A deletion in a single gene promotes increased grain size and yield in rice, according to a study published online this week in Nature Genetics. The identification of this deletion may enable a breeding program for higher-yield cultivated rice crops.
Takeshi Izawa and colleagues carried out a cross between the Nipponbare (japonica) and Kasalath (indica) cultivated crops, which have different grain widths. They mapped several regions of the rice genome that were associated with this difference, and focused on one, qSW5. They went on to identify a deletion in a single gene in the Nipponbare cultivation, which is responsible for approximately 38% of the difference in grain width between Nipponbare and Kasalath.
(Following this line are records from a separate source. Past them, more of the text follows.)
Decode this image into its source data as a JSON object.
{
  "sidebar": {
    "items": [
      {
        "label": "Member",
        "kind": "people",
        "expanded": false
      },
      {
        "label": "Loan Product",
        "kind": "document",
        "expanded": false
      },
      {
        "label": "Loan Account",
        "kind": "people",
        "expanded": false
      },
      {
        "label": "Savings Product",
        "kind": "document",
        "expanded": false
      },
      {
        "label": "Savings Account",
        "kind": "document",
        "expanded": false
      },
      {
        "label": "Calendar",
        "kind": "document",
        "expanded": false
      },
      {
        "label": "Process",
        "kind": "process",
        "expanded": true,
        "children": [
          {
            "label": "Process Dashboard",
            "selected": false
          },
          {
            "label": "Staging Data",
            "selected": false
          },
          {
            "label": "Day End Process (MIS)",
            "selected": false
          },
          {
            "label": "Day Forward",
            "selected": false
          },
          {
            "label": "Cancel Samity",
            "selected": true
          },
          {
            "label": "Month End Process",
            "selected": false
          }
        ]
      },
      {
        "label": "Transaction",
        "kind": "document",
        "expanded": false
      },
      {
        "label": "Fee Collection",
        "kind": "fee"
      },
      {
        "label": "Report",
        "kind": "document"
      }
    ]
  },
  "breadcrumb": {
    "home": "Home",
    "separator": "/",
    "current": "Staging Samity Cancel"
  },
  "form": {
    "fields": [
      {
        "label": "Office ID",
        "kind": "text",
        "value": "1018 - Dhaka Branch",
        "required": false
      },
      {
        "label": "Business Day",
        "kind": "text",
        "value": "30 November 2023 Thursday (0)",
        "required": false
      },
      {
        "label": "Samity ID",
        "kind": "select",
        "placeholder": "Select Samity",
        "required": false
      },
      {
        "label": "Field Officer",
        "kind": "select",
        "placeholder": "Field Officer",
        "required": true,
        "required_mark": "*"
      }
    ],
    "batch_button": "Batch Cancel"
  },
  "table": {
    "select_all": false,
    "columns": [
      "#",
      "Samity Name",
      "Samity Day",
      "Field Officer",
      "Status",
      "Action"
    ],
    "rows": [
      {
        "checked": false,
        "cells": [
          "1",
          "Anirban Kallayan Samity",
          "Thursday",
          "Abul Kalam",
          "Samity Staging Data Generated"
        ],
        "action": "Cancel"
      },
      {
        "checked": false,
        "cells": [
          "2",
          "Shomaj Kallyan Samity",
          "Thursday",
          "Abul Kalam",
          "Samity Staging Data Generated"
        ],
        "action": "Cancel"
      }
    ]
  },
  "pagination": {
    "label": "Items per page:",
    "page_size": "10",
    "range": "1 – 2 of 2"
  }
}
Transgenic lines of Kasalath rice engineered to have reduced levels of qSW5 produced seeds with increased grain weight in a field test. The authors suggest that the qSW5 deletion may have been selected for during the process of rice domestication by ancient humans. They also report that two other genes, Waxy and qSH1, were likely also involved in the domestication of japonica rice as the range of rice cultivation changed during human history.